**WORK ITEM**
Answer with a number only: how many lines of the data contain "blender"?

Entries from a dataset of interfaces
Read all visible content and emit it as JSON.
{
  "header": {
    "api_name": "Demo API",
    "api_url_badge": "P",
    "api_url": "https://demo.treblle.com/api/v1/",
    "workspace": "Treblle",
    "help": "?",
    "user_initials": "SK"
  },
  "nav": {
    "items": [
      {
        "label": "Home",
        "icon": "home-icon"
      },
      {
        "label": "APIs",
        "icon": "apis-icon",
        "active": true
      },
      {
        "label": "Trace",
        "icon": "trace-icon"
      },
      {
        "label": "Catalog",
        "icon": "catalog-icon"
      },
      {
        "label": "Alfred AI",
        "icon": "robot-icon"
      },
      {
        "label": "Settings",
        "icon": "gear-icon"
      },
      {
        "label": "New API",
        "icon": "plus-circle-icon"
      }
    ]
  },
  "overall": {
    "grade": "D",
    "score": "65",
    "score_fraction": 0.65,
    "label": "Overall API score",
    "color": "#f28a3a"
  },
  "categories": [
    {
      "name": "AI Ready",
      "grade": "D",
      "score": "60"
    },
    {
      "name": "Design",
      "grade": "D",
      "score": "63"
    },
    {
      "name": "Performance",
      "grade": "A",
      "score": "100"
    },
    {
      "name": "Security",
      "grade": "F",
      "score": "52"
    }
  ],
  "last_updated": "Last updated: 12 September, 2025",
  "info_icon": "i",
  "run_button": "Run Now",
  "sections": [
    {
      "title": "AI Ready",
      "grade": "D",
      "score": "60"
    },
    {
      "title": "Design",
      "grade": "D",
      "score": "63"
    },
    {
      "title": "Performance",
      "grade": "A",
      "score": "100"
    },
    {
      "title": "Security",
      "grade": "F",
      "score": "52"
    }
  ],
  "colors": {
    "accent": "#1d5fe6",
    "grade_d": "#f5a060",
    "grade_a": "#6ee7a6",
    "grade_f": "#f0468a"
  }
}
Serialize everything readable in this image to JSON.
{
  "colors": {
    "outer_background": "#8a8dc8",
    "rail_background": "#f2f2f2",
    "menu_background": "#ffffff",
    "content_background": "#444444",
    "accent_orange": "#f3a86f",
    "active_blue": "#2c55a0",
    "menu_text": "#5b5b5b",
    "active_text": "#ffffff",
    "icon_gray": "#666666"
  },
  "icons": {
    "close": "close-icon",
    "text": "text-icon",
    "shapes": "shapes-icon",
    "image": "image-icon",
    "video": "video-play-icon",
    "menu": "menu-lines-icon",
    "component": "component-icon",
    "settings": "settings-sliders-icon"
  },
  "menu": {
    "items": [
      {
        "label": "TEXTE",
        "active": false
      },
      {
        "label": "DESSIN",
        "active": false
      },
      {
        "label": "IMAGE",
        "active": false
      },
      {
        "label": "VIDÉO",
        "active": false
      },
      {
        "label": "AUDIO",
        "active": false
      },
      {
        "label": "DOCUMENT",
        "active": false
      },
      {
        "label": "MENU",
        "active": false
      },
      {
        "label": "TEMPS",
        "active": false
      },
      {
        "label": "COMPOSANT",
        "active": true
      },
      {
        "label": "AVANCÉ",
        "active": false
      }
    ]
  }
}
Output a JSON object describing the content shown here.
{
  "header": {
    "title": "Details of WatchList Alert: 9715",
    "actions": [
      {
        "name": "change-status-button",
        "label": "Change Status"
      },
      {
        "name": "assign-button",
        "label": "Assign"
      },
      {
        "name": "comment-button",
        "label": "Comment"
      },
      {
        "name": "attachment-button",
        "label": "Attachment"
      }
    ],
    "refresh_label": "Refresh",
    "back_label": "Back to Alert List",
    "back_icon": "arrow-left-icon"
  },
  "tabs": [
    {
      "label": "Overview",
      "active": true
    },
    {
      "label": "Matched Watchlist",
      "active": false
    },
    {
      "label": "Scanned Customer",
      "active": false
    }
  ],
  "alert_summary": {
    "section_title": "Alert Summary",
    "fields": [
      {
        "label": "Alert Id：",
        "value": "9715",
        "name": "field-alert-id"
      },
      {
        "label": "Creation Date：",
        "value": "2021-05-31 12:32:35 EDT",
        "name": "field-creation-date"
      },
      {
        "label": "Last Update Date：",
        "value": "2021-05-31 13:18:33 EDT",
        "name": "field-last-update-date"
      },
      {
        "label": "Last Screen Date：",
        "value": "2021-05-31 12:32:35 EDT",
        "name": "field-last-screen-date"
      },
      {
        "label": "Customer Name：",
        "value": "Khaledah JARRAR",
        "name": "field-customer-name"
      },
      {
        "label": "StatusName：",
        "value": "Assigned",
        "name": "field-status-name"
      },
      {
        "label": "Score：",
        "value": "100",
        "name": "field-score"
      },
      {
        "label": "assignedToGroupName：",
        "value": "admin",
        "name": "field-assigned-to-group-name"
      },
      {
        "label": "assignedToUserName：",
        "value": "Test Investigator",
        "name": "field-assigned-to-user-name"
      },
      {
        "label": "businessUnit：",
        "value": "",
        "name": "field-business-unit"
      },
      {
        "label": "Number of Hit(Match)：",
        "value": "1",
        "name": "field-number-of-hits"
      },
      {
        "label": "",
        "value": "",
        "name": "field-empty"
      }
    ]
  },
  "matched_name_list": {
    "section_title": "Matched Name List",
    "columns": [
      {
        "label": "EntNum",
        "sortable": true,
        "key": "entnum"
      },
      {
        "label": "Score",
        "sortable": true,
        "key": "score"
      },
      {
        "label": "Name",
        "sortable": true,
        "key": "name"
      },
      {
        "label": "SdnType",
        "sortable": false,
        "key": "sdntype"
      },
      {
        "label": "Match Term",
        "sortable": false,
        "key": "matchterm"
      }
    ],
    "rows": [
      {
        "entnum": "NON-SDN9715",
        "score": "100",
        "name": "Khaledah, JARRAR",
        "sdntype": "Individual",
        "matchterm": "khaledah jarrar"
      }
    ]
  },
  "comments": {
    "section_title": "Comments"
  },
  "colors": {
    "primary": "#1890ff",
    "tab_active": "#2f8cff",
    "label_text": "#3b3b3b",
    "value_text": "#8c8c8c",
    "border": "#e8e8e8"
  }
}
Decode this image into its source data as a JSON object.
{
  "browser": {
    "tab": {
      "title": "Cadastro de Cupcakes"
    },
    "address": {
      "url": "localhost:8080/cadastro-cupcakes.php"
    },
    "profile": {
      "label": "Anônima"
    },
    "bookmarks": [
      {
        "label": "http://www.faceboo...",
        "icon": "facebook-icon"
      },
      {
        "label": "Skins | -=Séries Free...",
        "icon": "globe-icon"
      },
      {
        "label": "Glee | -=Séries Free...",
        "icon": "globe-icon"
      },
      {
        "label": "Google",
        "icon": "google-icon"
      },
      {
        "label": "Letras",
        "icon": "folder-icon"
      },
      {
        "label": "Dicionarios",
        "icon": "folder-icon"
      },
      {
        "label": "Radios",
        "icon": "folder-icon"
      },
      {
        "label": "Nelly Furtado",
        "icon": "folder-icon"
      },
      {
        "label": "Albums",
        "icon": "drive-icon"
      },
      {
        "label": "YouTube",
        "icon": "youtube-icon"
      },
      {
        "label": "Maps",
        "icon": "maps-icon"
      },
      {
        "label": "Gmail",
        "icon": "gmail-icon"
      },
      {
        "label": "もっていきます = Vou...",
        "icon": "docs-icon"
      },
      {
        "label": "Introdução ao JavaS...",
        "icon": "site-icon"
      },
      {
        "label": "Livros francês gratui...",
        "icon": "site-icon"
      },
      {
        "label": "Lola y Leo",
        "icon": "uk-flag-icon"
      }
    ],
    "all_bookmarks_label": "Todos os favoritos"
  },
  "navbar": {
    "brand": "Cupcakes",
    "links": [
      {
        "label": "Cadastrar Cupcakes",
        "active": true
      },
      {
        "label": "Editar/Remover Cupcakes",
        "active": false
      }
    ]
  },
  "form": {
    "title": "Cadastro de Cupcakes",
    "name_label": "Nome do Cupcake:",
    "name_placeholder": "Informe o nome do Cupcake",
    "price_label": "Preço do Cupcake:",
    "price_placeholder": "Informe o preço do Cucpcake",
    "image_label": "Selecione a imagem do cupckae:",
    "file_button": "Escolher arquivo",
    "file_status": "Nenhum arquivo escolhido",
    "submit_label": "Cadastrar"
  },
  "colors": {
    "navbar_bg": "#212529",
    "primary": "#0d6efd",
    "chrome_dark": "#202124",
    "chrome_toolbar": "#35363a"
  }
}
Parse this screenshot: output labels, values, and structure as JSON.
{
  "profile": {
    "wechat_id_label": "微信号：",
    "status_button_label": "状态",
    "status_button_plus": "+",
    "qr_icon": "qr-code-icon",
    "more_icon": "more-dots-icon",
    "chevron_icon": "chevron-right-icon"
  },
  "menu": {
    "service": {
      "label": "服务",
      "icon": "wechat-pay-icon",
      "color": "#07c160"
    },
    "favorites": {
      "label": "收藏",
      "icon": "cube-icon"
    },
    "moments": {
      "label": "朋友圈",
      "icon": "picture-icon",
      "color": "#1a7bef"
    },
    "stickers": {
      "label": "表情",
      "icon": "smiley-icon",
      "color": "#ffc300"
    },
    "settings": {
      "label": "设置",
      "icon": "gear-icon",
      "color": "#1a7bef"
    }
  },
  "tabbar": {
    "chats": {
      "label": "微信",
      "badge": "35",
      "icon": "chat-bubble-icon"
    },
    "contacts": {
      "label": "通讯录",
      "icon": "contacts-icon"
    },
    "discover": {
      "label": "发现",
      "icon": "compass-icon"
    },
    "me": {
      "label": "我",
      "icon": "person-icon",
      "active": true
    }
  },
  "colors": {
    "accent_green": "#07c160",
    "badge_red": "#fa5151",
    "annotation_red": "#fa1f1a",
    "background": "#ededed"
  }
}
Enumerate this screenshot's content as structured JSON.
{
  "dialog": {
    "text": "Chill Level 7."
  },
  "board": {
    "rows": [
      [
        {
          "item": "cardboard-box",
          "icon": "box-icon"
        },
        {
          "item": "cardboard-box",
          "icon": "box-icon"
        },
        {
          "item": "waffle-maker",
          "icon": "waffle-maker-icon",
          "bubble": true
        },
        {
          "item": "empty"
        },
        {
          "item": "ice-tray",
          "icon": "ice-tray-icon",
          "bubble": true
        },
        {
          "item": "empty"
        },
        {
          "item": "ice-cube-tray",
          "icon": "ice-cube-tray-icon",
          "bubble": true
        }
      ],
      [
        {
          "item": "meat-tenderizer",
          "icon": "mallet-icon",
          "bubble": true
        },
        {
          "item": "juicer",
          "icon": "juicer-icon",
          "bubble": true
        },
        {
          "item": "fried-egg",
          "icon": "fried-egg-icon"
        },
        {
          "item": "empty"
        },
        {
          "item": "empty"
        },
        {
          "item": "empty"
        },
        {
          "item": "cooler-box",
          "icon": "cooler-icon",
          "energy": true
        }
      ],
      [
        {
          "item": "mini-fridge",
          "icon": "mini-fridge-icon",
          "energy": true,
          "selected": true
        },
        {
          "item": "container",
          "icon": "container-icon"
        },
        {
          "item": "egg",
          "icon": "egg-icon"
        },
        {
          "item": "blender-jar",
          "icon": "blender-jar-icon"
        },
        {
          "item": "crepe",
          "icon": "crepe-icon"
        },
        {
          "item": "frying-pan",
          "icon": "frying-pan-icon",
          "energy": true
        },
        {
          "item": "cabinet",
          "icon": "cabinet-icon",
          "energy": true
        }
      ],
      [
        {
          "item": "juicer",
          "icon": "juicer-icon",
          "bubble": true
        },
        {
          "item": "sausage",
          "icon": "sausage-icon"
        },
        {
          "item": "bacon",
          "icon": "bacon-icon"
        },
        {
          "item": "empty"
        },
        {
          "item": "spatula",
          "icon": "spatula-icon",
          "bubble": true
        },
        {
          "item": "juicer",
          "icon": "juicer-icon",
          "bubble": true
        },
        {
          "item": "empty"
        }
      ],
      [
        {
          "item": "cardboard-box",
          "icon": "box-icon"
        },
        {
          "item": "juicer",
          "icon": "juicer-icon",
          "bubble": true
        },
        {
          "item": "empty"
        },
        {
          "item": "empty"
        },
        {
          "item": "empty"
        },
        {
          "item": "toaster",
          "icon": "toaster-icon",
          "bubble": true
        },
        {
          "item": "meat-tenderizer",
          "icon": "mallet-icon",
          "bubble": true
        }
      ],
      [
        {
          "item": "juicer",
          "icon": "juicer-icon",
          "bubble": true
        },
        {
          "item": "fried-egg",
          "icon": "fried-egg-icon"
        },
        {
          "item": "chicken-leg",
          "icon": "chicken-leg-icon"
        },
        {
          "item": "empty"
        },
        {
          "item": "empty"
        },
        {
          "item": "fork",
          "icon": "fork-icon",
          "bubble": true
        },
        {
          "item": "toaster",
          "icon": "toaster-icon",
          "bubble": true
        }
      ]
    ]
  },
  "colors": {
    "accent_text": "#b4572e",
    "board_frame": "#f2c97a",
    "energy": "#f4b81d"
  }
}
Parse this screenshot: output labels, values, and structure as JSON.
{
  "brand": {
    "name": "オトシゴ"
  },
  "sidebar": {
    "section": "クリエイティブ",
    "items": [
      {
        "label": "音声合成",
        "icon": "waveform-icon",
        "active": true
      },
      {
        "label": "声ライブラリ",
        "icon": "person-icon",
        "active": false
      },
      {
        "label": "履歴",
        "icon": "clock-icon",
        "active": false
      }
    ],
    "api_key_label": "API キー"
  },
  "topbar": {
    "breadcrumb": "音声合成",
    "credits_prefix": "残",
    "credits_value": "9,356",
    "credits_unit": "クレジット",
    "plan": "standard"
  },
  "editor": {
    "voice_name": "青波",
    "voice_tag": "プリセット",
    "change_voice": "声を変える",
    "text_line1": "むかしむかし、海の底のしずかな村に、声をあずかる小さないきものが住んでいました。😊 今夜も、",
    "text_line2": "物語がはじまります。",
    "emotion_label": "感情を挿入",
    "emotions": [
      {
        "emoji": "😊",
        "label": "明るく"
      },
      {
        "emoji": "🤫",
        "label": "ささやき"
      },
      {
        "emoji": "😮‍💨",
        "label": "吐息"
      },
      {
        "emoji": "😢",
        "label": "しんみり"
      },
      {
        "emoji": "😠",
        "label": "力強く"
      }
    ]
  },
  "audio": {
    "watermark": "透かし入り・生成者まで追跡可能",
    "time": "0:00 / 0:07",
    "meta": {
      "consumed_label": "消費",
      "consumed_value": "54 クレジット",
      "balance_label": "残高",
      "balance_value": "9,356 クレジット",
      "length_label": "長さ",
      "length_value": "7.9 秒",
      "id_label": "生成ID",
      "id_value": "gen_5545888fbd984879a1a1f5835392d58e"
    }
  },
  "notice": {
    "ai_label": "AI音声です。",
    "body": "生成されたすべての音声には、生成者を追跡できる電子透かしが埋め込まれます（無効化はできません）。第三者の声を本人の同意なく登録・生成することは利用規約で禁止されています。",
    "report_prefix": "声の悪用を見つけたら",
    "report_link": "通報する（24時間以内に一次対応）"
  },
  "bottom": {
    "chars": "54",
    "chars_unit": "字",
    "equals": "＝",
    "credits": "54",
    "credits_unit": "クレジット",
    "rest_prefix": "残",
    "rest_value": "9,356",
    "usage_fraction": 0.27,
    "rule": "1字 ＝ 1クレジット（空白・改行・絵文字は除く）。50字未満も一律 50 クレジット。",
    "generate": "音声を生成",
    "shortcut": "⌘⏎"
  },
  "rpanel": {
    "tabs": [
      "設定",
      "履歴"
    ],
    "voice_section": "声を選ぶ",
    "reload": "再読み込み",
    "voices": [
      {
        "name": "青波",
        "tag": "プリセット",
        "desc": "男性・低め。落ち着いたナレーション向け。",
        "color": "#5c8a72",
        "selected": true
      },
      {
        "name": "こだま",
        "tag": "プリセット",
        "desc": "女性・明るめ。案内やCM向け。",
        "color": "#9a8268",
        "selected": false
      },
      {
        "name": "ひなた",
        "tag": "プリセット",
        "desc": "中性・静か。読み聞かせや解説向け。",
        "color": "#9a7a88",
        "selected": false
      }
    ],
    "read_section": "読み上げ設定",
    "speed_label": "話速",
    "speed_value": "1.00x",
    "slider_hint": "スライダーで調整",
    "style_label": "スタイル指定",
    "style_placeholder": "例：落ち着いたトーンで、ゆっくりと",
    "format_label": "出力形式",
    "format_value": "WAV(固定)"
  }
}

**SOLUTION TO THE EXERCISE**
2